Interface dataset entries
- - - -
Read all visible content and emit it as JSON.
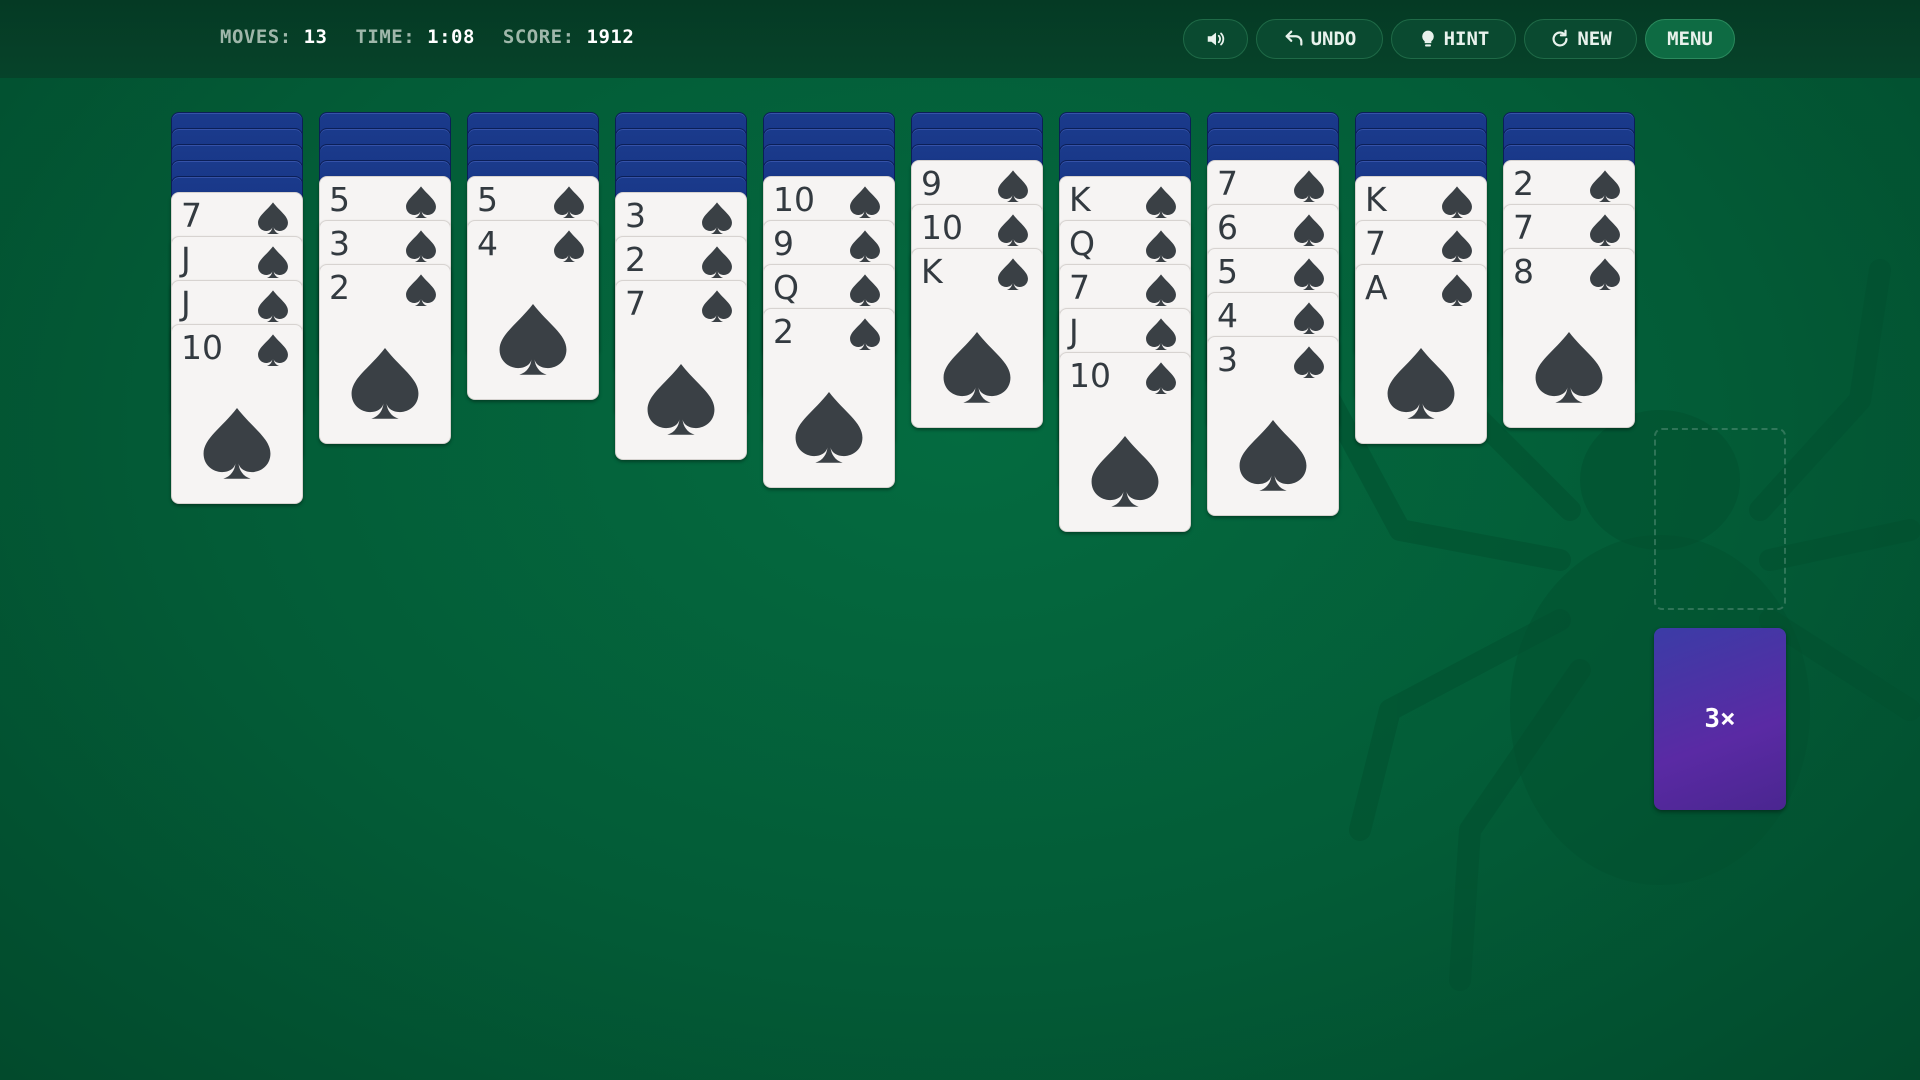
{
  "stats": {
    "moves_label": "MOVES:",
    "moves": "13",
    "time_label": "TIME:",
    "time": "1:08",
    "score_label": "SCORE:",
    "score": "1912"
  },
  "toolbar": {
    "sound_icon": "speaker-icon",
    "undo_label": "UNDO",
    "undo_icon": "undo-arrow-icon",
    "hint_label": "HINT",
    "hint_icon": "lightbulb-icon",
    "new_label": "NEW",
    "new_icon": "refresh-icon",
    "menu_label": "MENU"
  },
  "colors": {
    "felt": "#035c37",
    "card_back": "#1a3a8c",
    "card_face": "#f6f4f3",
    "suit": "#3a4045",
    "stock": "#5a2aa4"
  },
  "tableau": [
    {
      "facedown": 5,
      "cards": [
        "7",
        "J",
        "J",
        "10"
      ]
    },
    {
      "facedown": 4,
      "cards": [
        "5",
        "3",
        "2"
      ]
    },
    {
      "facedown": 4,
      "cards": [
        "5",
        "4"
      ]
    },
    {
      "facedown": 5,
      "cards": [
        "3",
        "2",
        "7"
      ]
    },
    {
      "facedown": 4,
      "cards": [
        "10",
        "9",
        "Q",
        "2"
      ]
    },
    {
      "facedown": 3,
      "cards": [
        "9",
        "10",
        "K"
      ]
    },
    {
      "facedown": 4,
      "cards": [
        "K",
        "Q",
        "7",
        "J",
        "10"
      ]
    },
    {
      "facedown": 3,
      "cards": [
        "7",
        "6",
        "5",
        "4",
        "3"
      ]
    },
    {
      "facedown": 4,
      "cards": [
        "K",
        "7",
        "A"
      ]
    },
    {
      "facedown": 3,
      "cards": [
        "2",
        "7",
        "8"
      ]
    }
  ],
  "suit": "spade-icon",
  "stock": {
    "label": "3×"
  }
}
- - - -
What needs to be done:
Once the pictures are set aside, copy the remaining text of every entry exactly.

Solution to the problem:
Read all visible content and emit it as JSON.
{
  "stats": {
    "moves_label": "MOVES:",
    "moves": "13",
    "time_label": "TIME:",
    "time": "1:08",
    "score_label": "SCORE:",
    "score": "1912"
  },
  "toolbar": {
    "sound_icon": "speaker-icon",
    "undo_label": "UNDO",
    "undo_icon": "undo-arrow-icon",
    "hint_label": "HINT",
    "hint_icon": "lightbulb-icon",
    "new_label": "NEW",
    "new_icon": "refresh-icon",
    "menu_label": "MENU"
  },
  "colors": {
    "felt": "#035c37",
    "card_back": "#1a3a8c",
    "card_face": "#f6f4f3",
    "suit": "#3a4045",
    "stock": "#5a2aa4"
  },
  "tableau": [
    {
      "facedown": 5,
      "cards": [
        "7",
        "J",
        "J",
        "10"
      ]
    },
    {
      "facedown": 4,
      "cards": [
        "5",
        "3",
        "2"
      ]
    },
    {
      "facedown": 4,
      "cards": [
        "5",
        "4"
      ]
    },
    {
      "facedown": 5,
      "cards": [
        "3",
        "2",
        "7"
      ]
    },
    {
      "facedown": 4,
      "cards": [
        "10",
        "9",
        "Q",
        "2"
      ]
    },
    {
      "facedown": 3,
      "cards": [
        "9",
        "10",
        "K"
      ]
    },
    {
      "facedown": 4,
      "cards": [
        "K",
        "Q",
        "7",
        "J",
        "10"
      ]
    },
    {
      "facedown": 3,
      "cards": [
        "7",
        "6",
        "5",
        "4",
        "3"
      ]
    },
    {
      "facedown": 4,
      "cards": [
        "K",
        "7",
        "A"
      ]
    },
    {
      "facedown": 3,
      "cards": [
        "2",
        "7",
        "8"
      ]
    }
  ],
  "suit": "spade-icon",
  "stock": {
    "label": "3×"
  }
}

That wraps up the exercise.